What would we do without Gideon, Ally of Zendikar? Maybe something like this:

DECKID=1259459

This Jeskai Black deck is the same as the previously shared Pro Tour: Battle for Zendikar Jeskai Black list in name only. Gone are the control elements that I argued against earlier, leaving a single-mindedly aggressive deck very similar to the lists I played this last weekend despite having a fourth color. Without Gideon, Ally of Zendikar contorting the mana base there's no need to avoid splashing black. The black part of Jeskai Black becomes essentially free and we can improve our removal from the situational Valorous Stance and Roast to the excellent Crackling Doom.
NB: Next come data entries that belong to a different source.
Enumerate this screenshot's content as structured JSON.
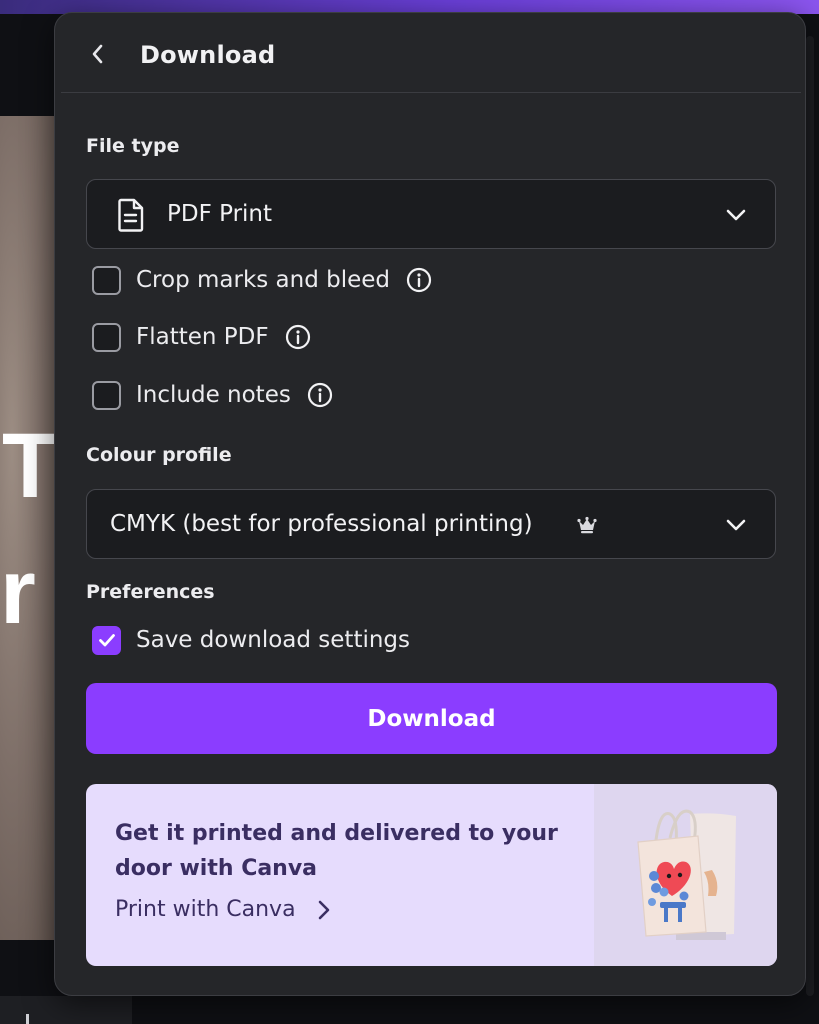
{
  "panel": {
    "title": "Download",
    "file_type": {
      "label": "File type",
      "selected": "PDF Print",
      "icon": "document-icon"
    },
    "options": [
      {
        "label": "Crop marks and bleed",
        "checked": false
      },
      {
        "label": "Flatten PDF",
        "checked": false
      },
      {
        "label": "Include notes",
        "checked": false
      }
    ],
    "colour_profile": {
      "label": "Colour profile",
      "selected": "CMYK (best for professional printing)",
      "badge_icon": "crown-icon"
    },
    "preferences": {
      "label": "Preferences",
      "save_settings_label": "Save download settings",
      "save_settings_checked": true
    },
    "download_button": "Download",
    "promo": {
      "heading": "Get it printed and delivered to your door with Canva",
      "link": "Print with Canva",
      "image": "tote-bag-heart-illustration"
    }
  },
  "background": {
    "canvas_letters": [
      "T",
      "r"
    ]
  },
  "colors": {
    "accent": "#8b3dff",
    "panel_bg": "#252629",
    "field_bg": "#1b1c1f",
    "promo_bg": "#e6dcfd",
    "promo_text": "#3a2e62"
  }
}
Crackling Doom also gives us some incremental damage while clearing a path, the combination of which may make a ground offensive better and thus Seeker of the Way playable. I'm still not sold on Seeker of the Way, but it certainly worked for Andrew Tenjum at the Open.

For me, the Gideon, Ally of Zendikar question is not fully resolved yet. If you think Gideon, Ally of Zendikar is good right now, I highly recommend playing a list like the pure Jeskai list I shared earlier. If you don't like Gideon, Ally of Zendikar right now, exploring the potential of a black splash is a great idea. For myself, I intend to pursue both routes simultaneously, seeing if the pure Jeskai list can be further tuned and attempting to make the Jeskai Black list more flying-centric. I strongly suspect that in the last ten or so weeks of Mantis Rider's legality in Standard, Gideon, Ally of Zendikar will alternate between boon and burden week-to-week: sometimes correct to play and sometimes correct to avoid.

Whatever your plan, I hope your adventures with Mantis Rider cause your win rate to soar as high as the Mantis Rider himself.

Thanks for reading,

Jadine
@thequietfish